Work request:
What is needed is an exact copy of all the entries below.
——————
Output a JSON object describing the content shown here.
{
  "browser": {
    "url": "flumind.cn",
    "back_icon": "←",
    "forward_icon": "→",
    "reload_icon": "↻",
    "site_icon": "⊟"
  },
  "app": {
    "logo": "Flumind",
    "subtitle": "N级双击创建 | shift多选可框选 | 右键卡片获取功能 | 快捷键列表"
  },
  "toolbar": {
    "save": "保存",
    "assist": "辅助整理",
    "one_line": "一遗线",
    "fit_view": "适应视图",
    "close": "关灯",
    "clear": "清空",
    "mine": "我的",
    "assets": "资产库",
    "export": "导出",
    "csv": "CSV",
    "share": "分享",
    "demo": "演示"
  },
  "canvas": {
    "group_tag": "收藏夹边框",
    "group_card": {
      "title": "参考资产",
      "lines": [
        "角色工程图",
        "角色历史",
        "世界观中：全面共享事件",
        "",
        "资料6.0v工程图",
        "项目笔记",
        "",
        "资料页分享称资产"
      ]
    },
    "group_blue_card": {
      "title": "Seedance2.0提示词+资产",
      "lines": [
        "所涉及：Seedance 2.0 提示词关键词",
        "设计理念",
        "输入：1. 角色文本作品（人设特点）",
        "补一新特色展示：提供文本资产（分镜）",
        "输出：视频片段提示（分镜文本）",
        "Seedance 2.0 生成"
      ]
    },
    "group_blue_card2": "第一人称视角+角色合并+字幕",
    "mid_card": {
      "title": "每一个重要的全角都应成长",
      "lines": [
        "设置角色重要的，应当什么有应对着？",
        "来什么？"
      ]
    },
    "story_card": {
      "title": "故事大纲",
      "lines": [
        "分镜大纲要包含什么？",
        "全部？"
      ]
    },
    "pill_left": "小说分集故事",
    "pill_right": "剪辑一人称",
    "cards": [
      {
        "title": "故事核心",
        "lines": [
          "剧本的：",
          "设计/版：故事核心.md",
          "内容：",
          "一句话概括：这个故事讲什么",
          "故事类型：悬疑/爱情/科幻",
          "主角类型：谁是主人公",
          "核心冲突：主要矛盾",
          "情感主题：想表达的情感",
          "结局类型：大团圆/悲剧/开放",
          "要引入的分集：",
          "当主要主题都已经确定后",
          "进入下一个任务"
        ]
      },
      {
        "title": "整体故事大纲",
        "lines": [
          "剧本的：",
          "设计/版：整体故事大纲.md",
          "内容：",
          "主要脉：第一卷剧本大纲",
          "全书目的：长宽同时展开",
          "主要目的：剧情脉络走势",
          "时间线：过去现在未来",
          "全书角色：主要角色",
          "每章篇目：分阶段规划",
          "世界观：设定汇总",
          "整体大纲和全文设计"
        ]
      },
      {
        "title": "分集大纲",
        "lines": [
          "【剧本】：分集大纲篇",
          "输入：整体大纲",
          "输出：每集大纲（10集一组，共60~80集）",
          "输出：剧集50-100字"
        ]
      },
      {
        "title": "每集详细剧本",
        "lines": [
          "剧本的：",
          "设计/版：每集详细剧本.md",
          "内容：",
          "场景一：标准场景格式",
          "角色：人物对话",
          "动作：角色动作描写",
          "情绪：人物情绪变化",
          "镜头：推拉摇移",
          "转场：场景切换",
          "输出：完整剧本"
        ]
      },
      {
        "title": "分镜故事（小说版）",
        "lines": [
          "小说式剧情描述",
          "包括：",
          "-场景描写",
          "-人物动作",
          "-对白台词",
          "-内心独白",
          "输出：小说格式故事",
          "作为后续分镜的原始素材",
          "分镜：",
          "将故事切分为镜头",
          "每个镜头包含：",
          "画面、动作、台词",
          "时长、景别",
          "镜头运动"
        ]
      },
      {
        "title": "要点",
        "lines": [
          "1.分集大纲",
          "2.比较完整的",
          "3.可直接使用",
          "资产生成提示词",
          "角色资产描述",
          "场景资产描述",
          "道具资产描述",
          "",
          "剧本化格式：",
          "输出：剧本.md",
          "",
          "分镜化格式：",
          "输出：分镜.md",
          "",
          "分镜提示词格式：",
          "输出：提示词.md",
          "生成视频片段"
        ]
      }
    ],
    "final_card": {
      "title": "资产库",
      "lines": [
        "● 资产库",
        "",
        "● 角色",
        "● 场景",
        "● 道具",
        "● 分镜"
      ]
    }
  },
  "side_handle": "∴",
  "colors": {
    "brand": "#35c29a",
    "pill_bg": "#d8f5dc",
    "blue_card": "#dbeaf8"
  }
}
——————
Written reply:
Output a JSON object describing the content shown here.
{
  "browser": {
    "url": "flumind.cn",
    "back_icon": "←",
    "forward_icon": "→",
    "reload_icon": "↻",
    "site_icon": "⊟"
  },
  "app": {
    "logo": "Flumind",
    "subtitle": "N级双击创建 | shift多选可框选 | 右键卡片获取功能 | 快捷键列表"
  },
  "toolbar": {
    "save": "保存",
    "assist": "辅助整理",
    "one_line": "一遗线",
    "fit_view": "适应视图",
    "close": "关灯",
    "clear": "清空",
    "mine": "我的",
    "assets": "资产库",
    "export": "导出",
    "csv": "CSV",
    "share": "分享",
    "demo": "演示"
  },
  "canvas": {
    "group_tag": "收藏夹边框",
    "group_card": {
      "title": "参考资产",
      "lines": [
        "角色工程图",
        "角色历史",
        "世界观中：全面共享事件",
        "",
        "资料6.0v工程图",
        "项目笔记",
        "",
        "资料页分享称资产"
      ]
    },
    "group_blue_card": {
      "title": "Seedance2.0提示词+资产",
      "lines": [
        "所涉及：Seedance 2.0 提示词关键词",
        "设计理念",
        "输入：1. 角色文本作品（人设特点）",
        "补一新特色展示：提供文本资产（分镜）",
        "输出：视频片段提示（分镜文本）",
        "Seedance 2.0 生成"
      ]
    },
    "group_blue_card2": "第一人称视角+角色合并+字幕",
    "mid_card": {
      "title": "每一个重要的全角都应成长",
      "lines": [
        "设置角色重要的，应当什么有应对着？",
        "来什么？"
      ]
    },
    "story_card": {
      "title": "故事大纲",
      "lines": [
        "分镜大纲要包含什么？",
        "全部？"
      ]
    },
    "pill_left": "小说分集故事",
    "pill_right": "剪辑一人称",
    "cards": [
      {
        "title": "故事核心",
        "lines": [
          "剧本的：",
          "设计/版：故事核心.md",
          "内容：",
          "一句话概括：这个故事讲什么",
          "故事类型：悬疑/爱情/科幻",
          "主角类型：谁是主人公",
          "核心冲突：主要矛盾",
          "情感主题：想表达的情感",
          "结局类型：大团圆/悲剧/开放",
          "要引入的分集：",
          "当主要主题都已经确定后",
          "进入下一个任务"
        ]
      },
      {
        "title": "整体故事大纲",
        "lines": [
          "剧本的：",
          "设计/版：整体故事大纲.md",
          "内容：",
          "主要脉：第一卷剧本大纲",
          "全书目的：长宽同时展开",
          "主要目的：剧情脉络走势",
          "时间线：过去现在未来",
          "全书角色：主要角色",
          "每章篇目：分阶段规划",
          "世界观：设定汇总",
          "整体大纲和全文设计"
        ]
      },
      {
        "title": "分集大纲",
        "lines": [
          "【剧本】：分集大纲篇",
          "输入：整体大纲",
          "输出：每集大纲（10集一组，共60~80集）",
          "输出：剧集50-100字"
        ]
      },
      {
        "title": "每集详细剧本",
        "lines": [
          "剧本的：",
          "设计/版：每集详细剧本.md",
          "内容：",
          "场景一：标准场景格式",
          "角色：人物对话",
          "动作：角色动作描写",
          "情绪：人物情绪变化",
          "镜头：推拉摇移",
          "转场：场景切换",
          "输出：完整剧本"
        ]
      },
      {
        "title": "分镜故事（小说版）",
        "lines": [
          "小说式剧情描述",
          "包括：",
          "-场景描写",
          "-人物动作",
          "-对白台词",
          "-内心独白",
          "输出：小说格式故事",
          "作为后续分镜的原始素材",
          "分镜：",
          "将故事切分为镜头",
          "每个镜头包含：",
          "画面、动作、台词",
          "时长、景别",
          "镜头运动"
        ]
      },
      {
        "title": "要点",
        "lines": [
          "1.分集大纲",
          "2.比较完整的",
          "3.可直接使用",
          "资产生成提示词",
          "角色资产描述",
          "场景资产描述",
          "道具资产描述",
          "",
          "剧本化格式：",
          "输出：剧本.md",
          "",
          "分镜化格式：",
          "输出：分镜.md",
          "",
          "分镜提示词格式：",
          "输出：提示词.md",
          "生成视频片段"
        ]
      }
    ],
    "final_card": {
      "title": "资产库",
      "lines": [
        "● 资产库",
        "",
        "● 角色",
        "● 场景",
        "● 道具",
        "● 分镜"
      ]
    }
  },
  "side_handle": "∴",
  "colors": {
    "brand": "#35c29a",
    "pill_bg": "#d8f5dc",
    "blue_card": "#dbeaf8"
  }
}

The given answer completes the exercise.